> _Activity_
Word for word, print all of the entries below.

> _Supplied data_
+--
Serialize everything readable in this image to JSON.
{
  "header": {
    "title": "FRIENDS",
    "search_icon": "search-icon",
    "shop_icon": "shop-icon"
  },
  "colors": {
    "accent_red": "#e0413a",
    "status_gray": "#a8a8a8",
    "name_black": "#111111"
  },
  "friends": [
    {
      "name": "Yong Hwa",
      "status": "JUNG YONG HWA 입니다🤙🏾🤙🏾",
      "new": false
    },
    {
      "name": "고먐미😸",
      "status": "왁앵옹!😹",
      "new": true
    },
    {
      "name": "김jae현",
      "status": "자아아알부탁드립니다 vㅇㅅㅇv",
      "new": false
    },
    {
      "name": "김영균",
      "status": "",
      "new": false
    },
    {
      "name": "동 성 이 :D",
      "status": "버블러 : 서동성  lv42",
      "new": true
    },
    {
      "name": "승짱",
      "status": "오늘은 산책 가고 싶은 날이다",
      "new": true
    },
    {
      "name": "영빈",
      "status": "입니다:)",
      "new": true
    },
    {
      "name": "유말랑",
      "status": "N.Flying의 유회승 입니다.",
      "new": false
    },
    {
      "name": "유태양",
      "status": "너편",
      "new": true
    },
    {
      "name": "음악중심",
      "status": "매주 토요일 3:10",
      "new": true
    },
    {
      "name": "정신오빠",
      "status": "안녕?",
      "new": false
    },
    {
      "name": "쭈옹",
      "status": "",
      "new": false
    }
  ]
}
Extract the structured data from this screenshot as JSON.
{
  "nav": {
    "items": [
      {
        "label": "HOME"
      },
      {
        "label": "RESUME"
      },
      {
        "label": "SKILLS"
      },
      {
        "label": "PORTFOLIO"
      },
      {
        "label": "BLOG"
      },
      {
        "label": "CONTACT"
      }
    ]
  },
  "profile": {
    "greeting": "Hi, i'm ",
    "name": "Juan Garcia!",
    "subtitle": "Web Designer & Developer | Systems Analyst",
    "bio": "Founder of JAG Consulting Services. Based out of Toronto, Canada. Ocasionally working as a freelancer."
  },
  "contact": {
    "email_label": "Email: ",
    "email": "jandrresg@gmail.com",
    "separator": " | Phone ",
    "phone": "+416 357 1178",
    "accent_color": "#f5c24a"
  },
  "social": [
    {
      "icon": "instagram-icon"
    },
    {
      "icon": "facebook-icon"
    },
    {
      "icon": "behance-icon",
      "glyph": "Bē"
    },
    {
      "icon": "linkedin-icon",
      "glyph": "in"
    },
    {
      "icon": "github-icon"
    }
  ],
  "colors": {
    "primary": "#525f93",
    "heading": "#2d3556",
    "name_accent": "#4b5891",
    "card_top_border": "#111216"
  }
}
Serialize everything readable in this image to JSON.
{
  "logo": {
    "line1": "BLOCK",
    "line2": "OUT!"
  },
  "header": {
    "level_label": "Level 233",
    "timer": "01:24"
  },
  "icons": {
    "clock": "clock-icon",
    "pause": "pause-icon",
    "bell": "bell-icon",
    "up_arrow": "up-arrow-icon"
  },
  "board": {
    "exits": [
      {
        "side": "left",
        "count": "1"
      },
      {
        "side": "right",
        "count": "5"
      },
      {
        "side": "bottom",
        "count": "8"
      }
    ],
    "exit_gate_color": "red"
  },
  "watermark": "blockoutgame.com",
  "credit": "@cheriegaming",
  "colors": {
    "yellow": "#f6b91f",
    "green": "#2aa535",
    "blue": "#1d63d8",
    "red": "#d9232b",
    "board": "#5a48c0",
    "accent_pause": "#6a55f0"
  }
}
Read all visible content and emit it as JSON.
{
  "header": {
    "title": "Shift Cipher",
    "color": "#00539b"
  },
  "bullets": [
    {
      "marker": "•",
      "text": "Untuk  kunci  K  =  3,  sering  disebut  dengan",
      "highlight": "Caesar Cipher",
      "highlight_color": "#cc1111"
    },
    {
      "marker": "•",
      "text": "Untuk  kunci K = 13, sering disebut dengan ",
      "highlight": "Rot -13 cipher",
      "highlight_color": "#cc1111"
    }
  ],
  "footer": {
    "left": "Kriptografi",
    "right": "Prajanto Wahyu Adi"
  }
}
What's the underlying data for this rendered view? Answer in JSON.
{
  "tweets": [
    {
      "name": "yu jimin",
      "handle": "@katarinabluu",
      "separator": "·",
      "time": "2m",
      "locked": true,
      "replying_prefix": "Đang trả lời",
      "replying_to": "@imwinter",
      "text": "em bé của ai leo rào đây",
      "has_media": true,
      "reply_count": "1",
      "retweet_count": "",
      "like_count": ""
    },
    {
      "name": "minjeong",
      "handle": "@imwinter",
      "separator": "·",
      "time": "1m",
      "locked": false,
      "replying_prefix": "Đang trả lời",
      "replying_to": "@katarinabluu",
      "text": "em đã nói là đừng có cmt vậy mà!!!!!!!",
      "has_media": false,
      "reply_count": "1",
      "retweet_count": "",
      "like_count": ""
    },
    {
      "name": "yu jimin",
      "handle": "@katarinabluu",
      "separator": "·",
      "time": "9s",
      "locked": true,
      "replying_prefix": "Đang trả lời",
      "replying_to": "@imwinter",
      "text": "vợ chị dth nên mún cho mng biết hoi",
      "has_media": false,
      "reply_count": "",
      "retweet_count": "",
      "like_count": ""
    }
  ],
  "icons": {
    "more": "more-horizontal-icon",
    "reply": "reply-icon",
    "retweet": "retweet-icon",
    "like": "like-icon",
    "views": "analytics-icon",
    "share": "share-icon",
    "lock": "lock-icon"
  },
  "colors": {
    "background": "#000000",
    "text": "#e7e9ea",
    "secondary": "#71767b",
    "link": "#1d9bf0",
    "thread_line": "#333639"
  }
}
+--
> _Task solution_
Serialize everything readable in this image to JSON.
{
  "header": {
    "title": "FRIENDS",
    "search_icon": "search-icon",
    "shop_icon": "shop-icon"
  },
  "colors": {
    "accent_red": "#e0413a",
    "status_gray": "#a8a8a8",
    "name_black": "#111111"
  },
  "friends": [
    {
      "name": "Yong Hwa",
      "status": "JUNG YONG HWA 입니다🤙🏾🤙🏾",
      "new": false
    },
    {
      "name": "고먐미😸",
      "status": "왁앵옹!😹",
      "new": true
    },
    {
      "name": "김jae현",
      "status": "자아아알부탁드립니다 vㅇㅅㅇv",
      "new": false
    },
    {
      "name": "김영균",
      "status": "",
      "new": false
    },
    {
      "name": "동 성 이 :D",
      "status": "버블러 : 서동성  lv42",
      "new": true
    },
    {
      "name": "승짱",
      "status": "오늘은 산책 가고 싶은 날이다",
      "new": true
    },
    {
      "name": "영빈",
      "status": "입니다:)",
      "new": true
    },
    {
      "name": "유말랑",
      "status": "N.Flying의 유회승 입니다.",
      "new": false
    },
    {
      "name": "유태양",
      "status": "너편",
      "new": true
    },
    {
      "name": "음악중심",
      "status": "매주 토요일 3:10",
      "new": true
    },
    {
      "name": "정신오빠",
      "status": "안녕?",
      "new": false
    },
    {
      "name": "쭈옹",
      "status": "",
      "new": false
    }
  ]
}
Extract the structured data from this screenshot as JSON.
{
  "nav": {
    "items": [
      {
        "label": "HOME"
      },
      {
        "label": "RESUME"
      },
      {
        "label": "SKILLS"
      },
      {
        "label": "PORTFOLIO"
      },
      {
        "label": "BLOG"
      },
      {
        "label": "CONTACT"
      }
    ]
  },
  "profile": {
    "greeting": "Hi, i'm ",
    "name": "Juan Garcia!",
    "subtitle": "Web Designer & Developer | Systems Analyst",
    "bio": "Founder of JAG Consulting Services. Based out of Toronto, Canada. Ocasionally working as a freelancer."
  },
  "contact": {
    "email_label": "Email: ",
    "email": "jandrresg@gmail.com",
    "separator": " | Phone ",
    "phone": "+416 357 1178",
    "accent_color": "#f5c24a"
  },
  "social": [
    {
      "icon": "instagram-icon"
    },
    {
      "icon": "facebook-icon"
    },
    {
      "icon": "behance-icon",
      "glyph": "Bē"
    },
    {
      "icon": "linkedin-icon",
      "glyph": "in"
    },
    {
      "icon": "github-icon"
    }
  ],
  "colors": {
    "primary": "#525f93",
    "heading": "#2d3556",
    "name_accent": "#4b5891",
    "card_top_border": "#111216"
  }
}
Serialize everything readable in this image to JSON.
{
  "logo": {
    "line1": "BLOCK",
    "line2": "OUT!"
  },
  "header": {
    "level_label": "Level 233",
    "timer": "01:24"
  },
  "icons": {
    "clock": "clock-icon",
    "pause": "pause-icon",
    "bell": "bell-icon",
    "up_arrow": "up-arrow-icon"
  },
  "board": {
    "exits": [
      {
        "side": "left",
        "count": "1"
      },
      {
        "side": "right",
        "count": "5"
      },
      {
        "side": "bottom",
        "count": "8"
      }
    ],
    "exit_gate_color": "red"
  },
  "watermark": "blockoutgame.com",
  "credit": "@cheriegaming",
  "colors": {
    "yellow": "#f6b91f",
    "green": "#2aa535",
    "blue": "#1d63d8",
    "red": "#d9232b",
    "board": "#5a48c0",
    "accent_pause": "#6a55f0"
  }
}
Read all visible content and emit it as JSON.
{
  "header": {
    "title": "Shift Cipher",
    "color": "#00539b"
  },
  "bullets": [
    {
      "marker": "•",
      "text": "Untuk  kunci  K  =  3,  sering  disebut  dengan",
      "highlight": "Caesar Cipher",
      "highlight_color": "#cc1111"
    },
    {
      "marker": "•",
      "text": "Untuk  kunci K = 13, sering disebut dengan ",
      "highlight": "Rot -13 cipher",
      "highlight_color": "#cc1111"
    }
  ],
  "footer": {
    "left": "Kriptografi",
    "right": "Prajanto Wahyu Adi"
  }
}
What's the underlying data for this rendered view? Answer in JSON.
{
  "tweets": [
    {
      "name": "yu jimin",
      "handle": "@katarinabluu",
      "separator": "·",
      "time": "2m",
      "locked": true,
      "replying_prefix": "Đang trả lời",
      "replying_to": "@imwinter",
      "text": "em bé của ai leo rào đây",
      "has_media": true,
      "reply_count": "1",
      "retweet_count": "",
      "like_count": ""
    },
    {
      "name": "minjeong",
      "handle": "@imwinter",
      "separator": "·",
      "time": "1m",
      "locked": false,
      "replying_prefix": "Đang trả lời",
      "replying_to": "@katarinabluu",
      "text": "em đã nói là đừng có cmt vậy mà!!!!!!!",
      "has_media": false,
      "reply_count": "1",
      "retweet_count": "",
      "like_count": ""
    },
    {
      "name": "yu jimin",
      "handle": "@katarinabluu",
      "separator": "·",
      "time": "9s",
      "locked": true,
      "replying_prefix": "Đang trả lời",
      "replying_to": "@imwinter",
      "text": "vợ chị dth nên mún cho mng biết hoi",
      "has_media": false,
      "reply_count": "",
      "retweet_count": "",
      "like_count": ""
    }
  ],
  "icons": {
    "more": "more-horizontal-icon",
    "reply": "reply-icon",
    "retweet": "retweet-icon",
    "like": "like-icon",
    "views": "analytics-icon",
    "share": "share-icon",
    "lock": "lock-icon"
  },
  "colors": {
    "background": "#000000",
    "text": "#e7e9ea",
    "secondary": "#71767b",
    "link": "#1d9bf0",
    "thread_line": "#333639"
  }
}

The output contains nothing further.